ACTION ITEM: I would like each line of the data that holds the word "تاریخ" copied out.

DATA PROVIDED:

□ □ □ □ □

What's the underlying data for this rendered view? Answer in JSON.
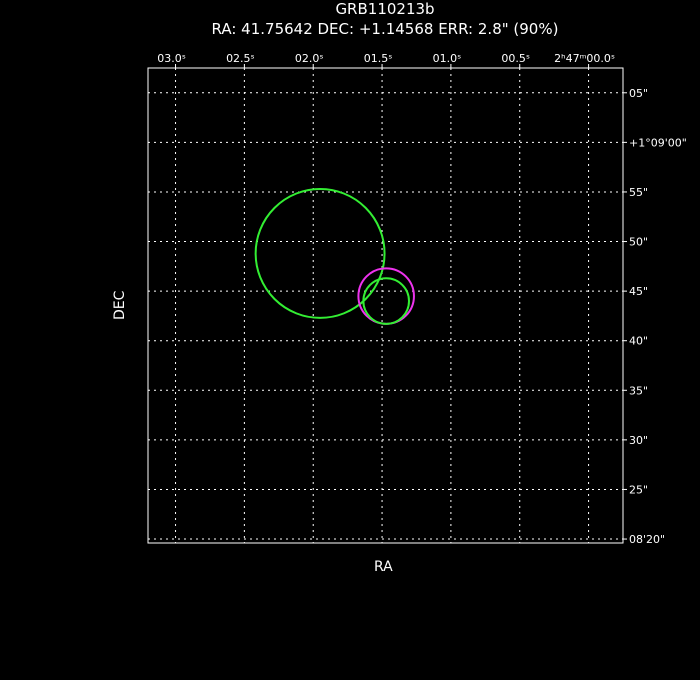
{
  "header": {
    "title": "GRB110213b",
    "subtitle": "RA: 41.75642   DEC: +1.14568   ERR: 2.8\" (90%)"
  },
  "chart_data": {
    "type": "scatter",
    "title": "GRB110213b",
    "subtitle": "RA: 41.75642   DEC: +1.14568   ERR: 2.8\" (90%)",
    "xlabel": "RA",
    "ylabel": "DEC",
    "x_axis_position": "top",
    "y_axis_position": "right",
    "x_reversed": true,
    "grid": true,
    "xlim": [
      3.2,
      -0.25
    ],
    "ylim": [
      19.6,
      67.5
    ],
    "x_ticks": [
      {
        "value": 3.0,
        "label": "03.0ˢ"
      },
      {
        "value": 2.5,
        "label": "02.5ˢ"
      },
      {
        "value": 2.0,
        "label": "02.0ˢ"
      },
      {
        "value": 1.5,
        "label": "01.5ˢ"
      },
      {
        "value": 1.0,
        "label": "01.0ˢ"
      },
      {
        "value": 0.5,
        "label": "00.5ˢ"
      },
      {
        "value": 0.0,
        "label": "2ʰ47ᵐ00.0ˢ"
      }
    ],
    "y_ticks": [
      {
        "value": 65,
        "label": "05\""
      },
      {
        "value": 60,
        "label": "+1°09'00\""
      },
      {
        "value": 55,
        "label": "55\""
      },
      {
        "value": 50,
        "label": "50\""
      },
      {
        "value": 45,
        "label": "45\""
      },
      {
        "value": 40,
        "label": "40\""
      },
      {
        "value": 35,
        "label": "35\""
      },
      {
        "value": 30,
        "label": "30\""
      },
      {
        "value": 25,
        "label": "25\""
      },
      {
        "value": 20,
        "label": "08'20\""
      }
    ],
    "error_circles": [
      {
        "ra_sec": 1.95,
        "dec_arcsec": 48.8,
        "radius_arcsec": 6.5,
        "color": "#33ee33"
      },
      {
        "ra_sec": 1.47,
        "dec_arcsec": 44.5,
        "radius_arcsec": 2.8,
        "color": "#ee33ee"
      },
      {
        "ra_sec": 1.47,
        "dec_arcsec": 44.0,
        "radius_arcsec": 2.3,
        "color": "#33ee33"
      }
    ]
  }
}
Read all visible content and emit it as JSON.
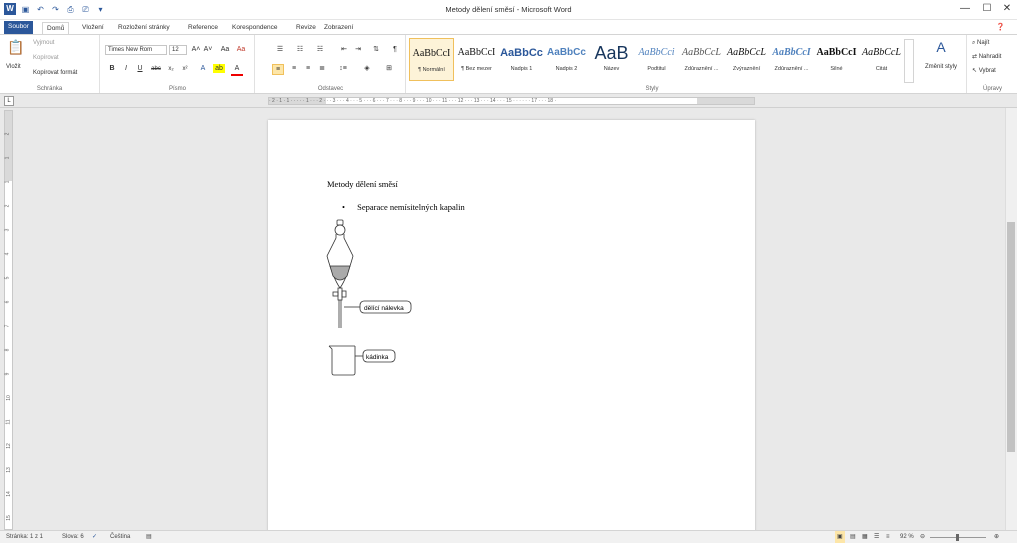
{
  "window": {
    "title": "Metody dělení směsí - Microsoft Word",
    "minimize": "—",
    "maximize": "☐",
    "close": "✕"
  },
  "qat": {
    "app_icon": "W",
    "save_icon": "save-icon",
    "undo_icon": "undo-icon",
    "redo_icon": "redo-icon",
    "print_preview_icon": "print-preview-icon",
    "print_icon": "print-icon",
    "customize": "▾"
  },
  "tabs": [
    "Soubor",
    "Domů",
    "Vložení",
    "Rozložení stránky",
    "Reference",
    "Korespondence",
    "Revize",
    "Zobrazení"
  ],
  "ribbon": {
    "clipboard": {
      "label": "Schránka",
      "paste": "Vložit",
      "cut": "Vyjmout",
      "copy": "Kopírovat",
      "format_painter": "Kopírovat formát"
    },
    "font": {
      "label": "Písmo",
      "font_name": "Times New Rom",
      "font_size": "12",
      "bold": "B",
      "italic": "I",
      "underline": "U",
      "strike": "abc",
      "subscript": "x₂",
      "superscript": "x²",
      "grow": "A˄",
      "shrink": "A˅",
      "case": "Aa",
      "clear": "Aa"
    },
    "paragraph": {
      "label": "Odstavec",
      "pilcrow": "¶"
    },
    "styles": {
      "label": "Styly",
      "change_styles": "Změnit styly",
      "items": [
        {
          "sample": "AaBbCcI",
          "name": "¶ Normální"
        },
        {
          "sample": "AaBbCcI",
          "name": "¶ Bez mezer"
        },
        {
          "sample": "AaBbCc",
          "name": "Nadpis 1"
        },
        {
          "sample": "AaBbCc",
          "name": "Nadpis 2"
        },
        {
          "sample": "AaB",
          "name": "Název"
        },
        {
          "sample": "AaBbCci",
          "name": "Podtitul"
        },
        {
          "sample": "AaBbCcL",
          "name": "Zdůraznění ..."
        },
        {
          "sample": "AaBbCcL",
          "name": "Zvýraznění"
        },
        {
          "sample": "AaBbCcI",
          "name": "Zdůraznění ..."
        },
        {
          "sample": "AaBbCcI",
          "name": "Silné"
        },
        {
          "sample": "AaBbCcL",
          "name": "Citát"
        }
      ]
    },
    "editing": {
      "label": "Úpravy",
      "find": "Najít",
      "replace": "Nahradit",
      "select": "Vybrat"
    }
  },
  "ruler": {
    "tab_selector": "L",
    "marks": "· 2 · 1 · 1 · · · · · 1 · · · 2 · · · 3 · · · 4 · · · 5 · · · 6 · · · 7 · · · 8 · · · 9 · · · 10 · · · 11 · · · 12 · · · 13 · · · 14 · · · 15 · · · · · · 17 · · · 18 ·"
  },
  "vruler_marks": [
    "2",
    "1",
    "1",
    "2",
    "3",
    "4",
    "5",
    "6",
    "7",
    "8",
    "9",
    "10",
    "11",
    "12",
    "13",
    "14",
    "15"
  ],
  "document": {
    "title": "Metody dělení směsí",
    "bullet": "•",
    "bullet_text": "Separace nemísitelných kapalin",
    "callouts": [
      "dělící nálevka",
      "kádinka"
    ]
  },
  "status": {
    "page": "Stránka: 1 z 1",
    "words": "Slova: 6",
    "language": "Čeština",
    "zoom": "92 %"
  }
}
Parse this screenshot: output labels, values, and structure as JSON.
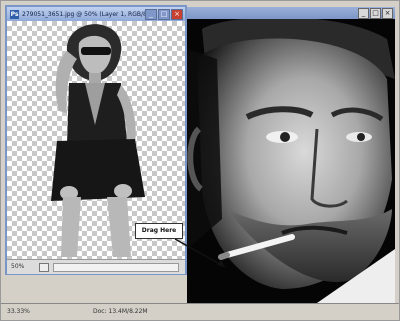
{
  "foreground_window": {
    "title": "279051_3651.jpg @ 50% (Layer 1, RGB/8#)",
    "zoom": "50%"
  },
  "background_window": {
    "zoom": "33.33%",
    "doc_info": "Doc: 13.4M/8.22M"
  },
  "callout": {
    "label": "Drag Here"
  }
}
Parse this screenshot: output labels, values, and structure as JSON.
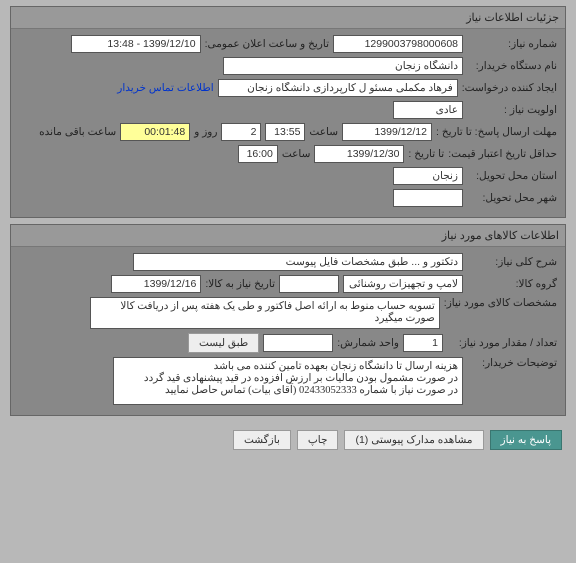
{
  "section1": {
    "title": "جزئیات اطلاعات نیاز",
    "req_no_label": "شماره نیاز:",
    "req_no": "1299003798000608",
    "pub_label": "تاریخ و ساعت اعلان عمومی:",
    "pub_value": "1399/12/10 - 13:48",
    "org_label": "نام دستگاه خریدار:",
    "org_value": "دانشگاه زنجان",
    "creator_label": "ایجاد کننده درخواست:",
    "creator_value": "فرهاد مکملی مسئو ل کارپردازی دانشگاه زنجان",
    "contact_link": "اطلاعات تماس خریدار",
    "priority_label": "اولویت نیاز :",
    "priority_value": "عادی",
    "deadline_label": "مهلت ارسال پاسخ:  تا تاریخ :",
    "deadline_date": "1399/12/12",
    "time_label": "ساعت",
    "deadline_time": "13:55",
    "days_value": "2",
    "days_label": "روز و",
    "remaining_time": "00:01:48",
    "remaining_label": "ساعت باقی مانده",
    "valid_label": "حداقل تاریخ اعتبار قیمت:",
    "valid_to": "تا تاریخ :",
    "valid_date": "1399/12/30",
    "valid_time": "16:00",
    "province_label": "استان محل تحویل:",
    "province_value": "زنجان",
    "city_label": "شهر محل تحویل:",
    "city_value": ""
  },
  "section2": {
    "title": "اطلاعات کالاهای مورد نیاز",
    "desc_label": "شرح کلی نیاز:",
    "desc_value": "دتکتور و ... طبق مشخصات فایل پیوست",
    "group_label": "گروه کالا:",
    "group_value": "لامپ و تجهیزات روشنائی",
    "id_label": "",
    "id_value": "",
    "item_date_label": "تاریخ نیاز به کالا:",
    "item_date": "1399/12/16",
    "spec_label": "مشخصات کالای مورد نیاز:",
    "spec_value": "تسویه حساب منوط به ارائه اصل فاکتور و طی یک هفته پس از دریافت کالا صورت میگیرد",
    "qty_label": "تعداد / مقدار مورد نیاز:",
    "qty_value": "1",
    "unit_label": "واحد شمارش:",
    "unit_value": "",
    "list_btn": "طبق لیست",
    "notes_label": "توضیحات خریدار:",
    "notes_value": "هزینه ارسال تا دانشگاه زنجان بعهده تامین کننده می باشد\nدر صورت مشمول بودن مالیات بر ارزش افزوده در قید پیشنهادی قید گردد\nدر صورت نیاز با شماره 02433052333 (آقای بیات) تماس حاصل نمایید"
  },
  "buttons": {
    "reply": "پاسخ به نیاز",
    "attachments": "مشاهده مدارک پیوستی (1)",
    "print": "چاپ",
    "back": "بازگشت"
  }
}
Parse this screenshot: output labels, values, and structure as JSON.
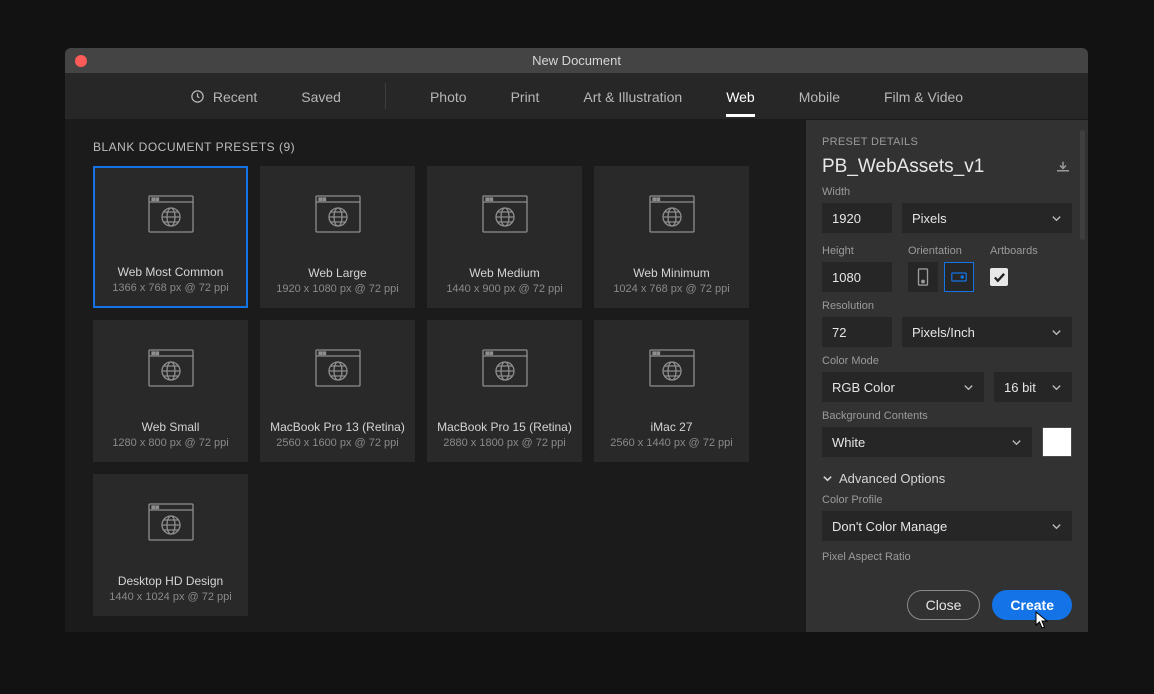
{
  "window": {
    "title": "New Document"
  },
  "tabs": {
    "recent": "Recent",
    "saved": "Saved",
    "photo": "Photo",
    "print": "Print",
    "art": "Art & Illustration",
    "web": "Web",
    "mobile": "Mobile",
    "film": "Film & Video"
  },
  "presets_header": "BLANK DOCUMENT PRESETS   (9)",
  "presets": [
    {
      "title": "Web Most Common",
      "sub": "1366 x 768 px @ 72 ppi"
    },
    {
      "title": "Web Large",
      "sub": "1920 x 1080 px @ 72 ppi"
    },
    {
      "title": "Web Medium",
      "sub": "1440 x 900 px @ 72 ppi"
    },
    {
      "title": "Web Minimum",
      "sub": "1024 x 768 px @ 72 ppi"
    },
    {
      "title": "Web Small",
      "sub": "1280 x 800 px @ 72 ppi"
    },
    {
      "title": "MacBook Pro 13 (Retina)",
      "sub": "2560 x 1600 px @ 72 ppi"
    },
    {
      "title": "MacBook Pro 15 (Retina)",
      "sub": "2880 x 1800 px @ 72 ppi"
    },
    {
      "title": "iMac 27",
      "sub": "2560 x 1440 px @ 72 ppi"
    },
    {
      "title": "Desktop HD Design",
      "sub": "1440 x 1024 px @ 72 ppi"
    }
  ],
  "details": {
    "header": "PRESET DETAILS",
    "name": "PB_WebAssets_v1",
    "width_label": "Width",
    "width_value": "1920",
    "width_unit": "Pixels",
    "height_label": "Height",
    "height_value": "1080",
    "orientation_label": "Orientation",
    "artboards_label": "Artboards",
    "resolution_label": "Resolution",
    "resolution_value": "72",
    "resolution_unit": "Pixels/Inch",
    "colormode_label": "Color Mode",
    "colormode_value": "RGB Color",
    "colormode_bits": "16 bit",
    "bg_label": "Background Contents",
    "bg_value": "White",
    "advanced_label": "Advanced Options",
    "colorprofile_label": "Color Profile",
    "colorprofile_value": "Don't Color Manage",
    "pixelaspect_label": "Pixel Aspect Ratio"
  },
  "buttons": {
    "close": "Close",
    "create": "Create"
  }
}
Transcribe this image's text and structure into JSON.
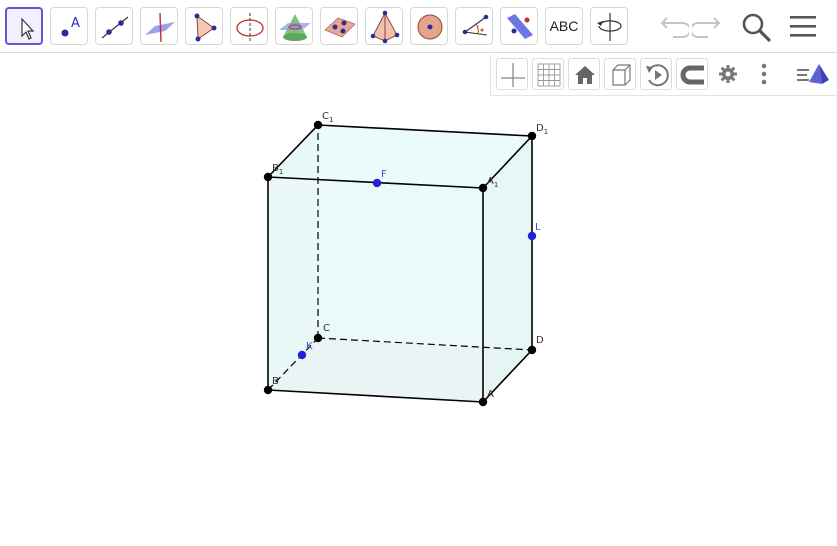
{
  "toolbar": {
    "tools": [
      {
        "name": "move-tool",
        "label": ""
      },
      {
        "name": "point-tool",
        "label": "A"
      },
      {
        "name": "line-tool",
        "label": ""
      },
      {
        "name": "perpendicular-tool",
        "label": ""
      },
      {
        "name": "polygon-tool",
        "label": ""
      },
      {
        "name": "circle-axis-tool",
        "label": ""
      },
      {
        "name": "intersect-surfaces-tool",
        "label": ""
      },
      {
        "name": "plane-tool",
        "label": ""
      },
      {
        "name": "pyramid-tool",
        "label": ""
      },
      {
        "name": "sphere-tool",
        "label": ""
      },
      {
        "name": "angle-tool",
        "label": ""
      },
      {
        "name": "reflect-tool",
        "label": ""
      },
      {
        "name": "text-tool",
        "label": "ABC"
      },
      {
        "name": "rotate-view-tool",
        "label": ""
      }
    ],
    "undo_icon": "undo-icon",
    "redo_icon": "redo-icon",
    "search_icon": "search-icon",
    "menu_icon": "menu-icon"
  },
  "style_bar": {
    "buttons": [
      "axes-icon",
      "grid-icon",
      "home-icon",
      "cube-view-icon",
      "rotate-icon",
      "magnet-icon",
      "gear-icon",
      "more-icon",
      "view-toggle-icon"
    ]
  },
  "points": {
    "A": {
      "main": "A",
      "sub": ""
    },
    "B": {
      "main": "B",
      "sub": ""
    },
    "C": {
      "main": "C",
      "sub": ""
    },
    "D": {
      "main": "D",
      "sub": ""
    },
    "A1": {
      "main": "A",
      "sub": "1"
    },
    "B1": {
      "main": "B",
      "sub": "1"
    },
    "C1": {
      "main": "C",
      "sub": "1"
    },
    "D1": {
      "main": "D",
      "sub": "1"
    },
    "F": {
      "main": "F",
      "sub": ""
    },
    "L": {
      "main": "L",
      "sub": ""
    },
    "K": {
      "main": "K",
      "sub": ""
    }
  },
  "colors": {
    "accent": "#6557d2",
    "face_fill": "#e8f8f8",
    "bottom_fill": "#e6ebeb",
    "edge": "#000000",
    "point": "#000000",
    "blue_point": "#2323d6"
  }
}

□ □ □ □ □

ANSWER SECTION:
    "pub_label": "تاریخ و ساعت اعلان عمومی:",
    "deadline_label": "مهلت ارسال پاسخ:  تا تاریخ :",
    "valid_label": "حداقل تاریخ اعتبار قیمت:",
    "valid_to": "تا تاریخ :",
    "item_date_label": "تاریخ نیاز به کالا:",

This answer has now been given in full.